Some commentators have been shocked at the thought that a Jewish king would have a young girl, especially one of his relatives, dancing to entertain a group of men at a party like this, but it should be fairly clear by now that the monarchy at this point had rather departed from traditional or devout Jewish values, and of course that is exactly what John was telling them off for!
In this atmosphere of general debauchery the young girl danced for the men and we are told that is ‘pleased’ Herod, so much so that he promised her half of his kingdom. I suspect that this was not the polite sort of pleased – this was not a round of applause at the end of seeing a good play – the fact is that Herod Antipas and no doubt many of the men there were extremely pleased at this girl dancing for their pleasure and it was in that atmosphere of drunken, not to say, erotic pleasure that Herod makes his rather rash promise to give her anything she desires, up to half of his kingdom. And it probably says something about her age that the girl has to go and ask her mother Herodias what she would like and, of course, that is the moment for Herodias to get her revenge on John the Baptist.
Herod has painted himself into a corner – he has given his word in front of all these people. To break his word and, at the same time, to continue to spare the life of someone who had been so outspoken against his household, would have been the ultimate act of weakness, which is the last thing that any ruler can afford.

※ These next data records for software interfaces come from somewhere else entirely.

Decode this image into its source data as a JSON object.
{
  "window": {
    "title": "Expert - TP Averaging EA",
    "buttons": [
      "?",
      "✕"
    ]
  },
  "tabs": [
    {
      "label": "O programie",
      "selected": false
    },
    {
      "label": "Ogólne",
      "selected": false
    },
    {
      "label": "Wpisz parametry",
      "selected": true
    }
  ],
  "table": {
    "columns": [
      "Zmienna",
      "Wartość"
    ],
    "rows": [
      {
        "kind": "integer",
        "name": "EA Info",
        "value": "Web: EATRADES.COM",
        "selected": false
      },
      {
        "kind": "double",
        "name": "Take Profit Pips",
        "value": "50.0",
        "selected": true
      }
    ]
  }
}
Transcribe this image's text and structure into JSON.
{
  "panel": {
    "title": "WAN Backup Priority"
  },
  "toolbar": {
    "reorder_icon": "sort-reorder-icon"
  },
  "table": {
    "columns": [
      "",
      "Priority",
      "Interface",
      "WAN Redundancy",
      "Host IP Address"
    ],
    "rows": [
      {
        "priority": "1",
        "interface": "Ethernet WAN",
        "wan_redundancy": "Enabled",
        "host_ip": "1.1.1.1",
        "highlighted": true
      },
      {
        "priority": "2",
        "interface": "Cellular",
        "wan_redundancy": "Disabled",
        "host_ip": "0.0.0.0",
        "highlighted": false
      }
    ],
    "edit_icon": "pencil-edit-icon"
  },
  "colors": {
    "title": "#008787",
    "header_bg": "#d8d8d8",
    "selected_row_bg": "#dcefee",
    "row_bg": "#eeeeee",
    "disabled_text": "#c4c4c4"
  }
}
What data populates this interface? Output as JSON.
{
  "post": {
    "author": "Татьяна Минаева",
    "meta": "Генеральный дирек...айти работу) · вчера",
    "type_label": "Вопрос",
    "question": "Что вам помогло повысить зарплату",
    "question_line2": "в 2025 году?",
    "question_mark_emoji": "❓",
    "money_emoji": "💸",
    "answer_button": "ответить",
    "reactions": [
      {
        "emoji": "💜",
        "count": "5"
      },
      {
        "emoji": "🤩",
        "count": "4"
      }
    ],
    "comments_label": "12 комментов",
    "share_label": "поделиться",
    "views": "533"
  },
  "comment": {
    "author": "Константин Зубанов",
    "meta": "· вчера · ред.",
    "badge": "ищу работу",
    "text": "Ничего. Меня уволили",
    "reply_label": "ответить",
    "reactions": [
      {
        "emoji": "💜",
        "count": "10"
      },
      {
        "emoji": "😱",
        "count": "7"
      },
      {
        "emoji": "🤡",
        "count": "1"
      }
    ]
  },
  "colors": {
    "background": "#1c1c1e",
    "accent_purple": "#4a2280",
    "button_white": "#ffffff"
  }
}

Herod was deeply grieved, but he knew he had no option and he sent for a guard to behead this holy man. And we then have this most grisly scene, in the middle of a feast the guard returns with John’s head on a platter and he hands it first to the young girl and she hands it onto her mother. One writer referred to this feast as the evil twin of the last supper, and it is easy to see why.
But for me, today, the tragedy of this story is not simply the execution of John. Herod did not just put John to death – I believe that he put his own better nature to death. Herod knew that John was a holy man and although John reminded him of his own sinfulness he liked to listen to him. Despite Herod’s best intentions he ended up ordering John’s horrific execution – whether it was drink, misplaced lust, the desire to show off in front of others we can’t tell exactly but we do know that Herod did something that he did not really want to do – he ended up killing someone that he did not want to kill. And where did that leave Herod?
Herod ended up being frightened of the reports of what Jesus was doing because this also reminded him of his failure to live up to a higher standard.
And I wonder how much that also applies to us? We are attracted and intrigued and called by holiness and yet so often we fall down and fail – often perhaps because we don’t want to look silly in front of others. Everytime we fail to live up to those high standards perhaps we feel a little bit further away from God, perhaps even a little bit afraid to hear about Jesus because that reminds us, that haunts us even, that we are not the people we really want to be, the people that God really fashioned us to be.
Well the good news is this: you are not beyond the forgiveness of God and the redemptive power of Jesus. No matter how often you have failed or fallen down and no matter how badly you think you have sinned God has not given up on you. The path to holiness is not a destination it is a lifetimes journey and everytime we recognise that we have fallen short of the glory of God and say sorry we move a little further along that path. And the amazing news is this: today we are closer to God than we were yesterday and tomorrow we shall be closer still, by the grace of his Son and in the power of his Holy Spirit.